By Frank Higginson02 Jun 2009

We regularly receive enquiries about whether a body corporate project involves maintenance or an improvement to common property. Unfortunately, the distinction between the two can be difficult. However, the position is now much clearer, especially regarding painting.

Whether painting falls within the definition of ‘maintenance’ or an ‘improvement’ of common property basically depends on the type of colour used.

In a recent decision the adjudicator decided that painting the exterior of the common property in a new colour scheme was an ‘improvement’ and required a special resolution of the body corporate. This was because the new colour scheme was not a simple replacement of what previously existed. Further, the reason for the change of colour was not just to make repairs, but also to increase the value of the scheme by using more modern colours.

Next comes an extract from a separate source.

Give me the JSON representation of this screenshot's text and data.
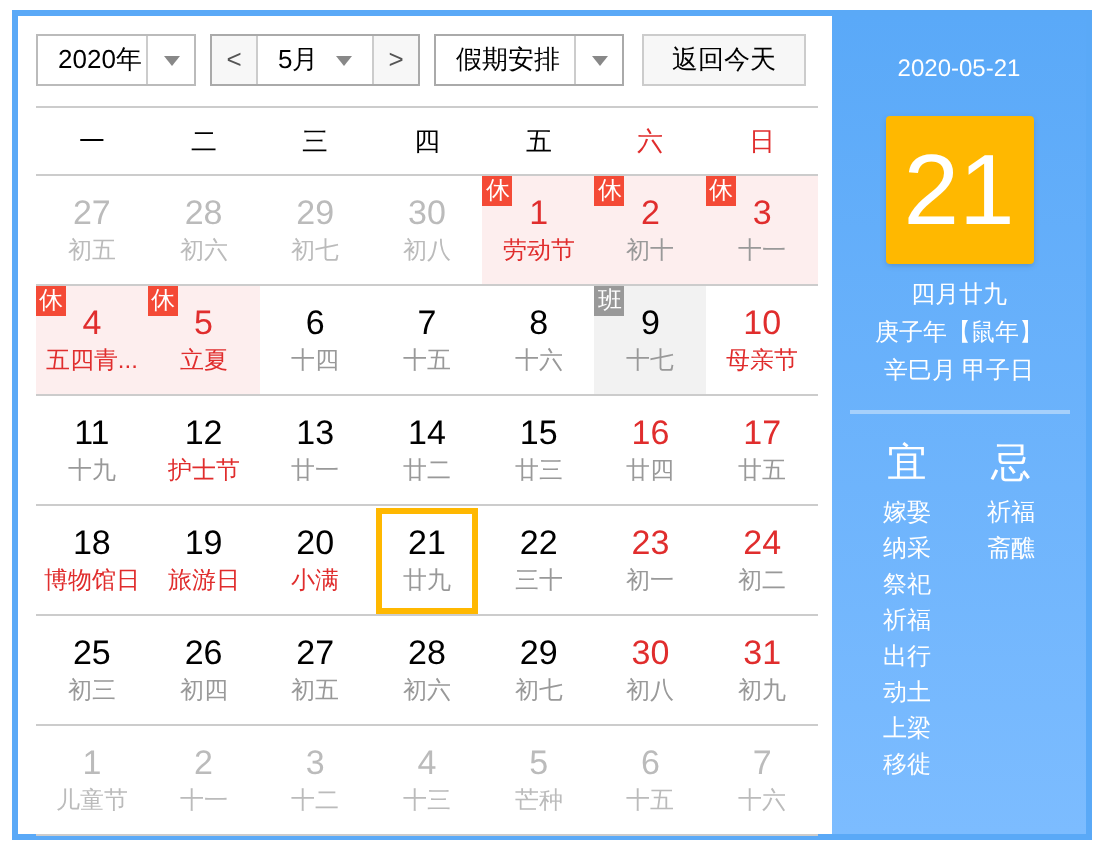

The adjudicator also determined that if the body corporate were to re-paint the building in the existing colour scheme this would simply be maintenance of the common property and only require an ordinary resolution if the cost of the painting was above the committee’s spending limit.

Painting has been found to be a maintenance issue when it involves ‘repainting’ or ‘touch ups’ to an existing colour scheme.

As a general rule:

  • Maintenance includes a repair that leaves the item largely unchanged, and the replacement of an item that cannot be repaired.
  • An ‘improvement’ is the addition or alteration of a thing so that a new item is created.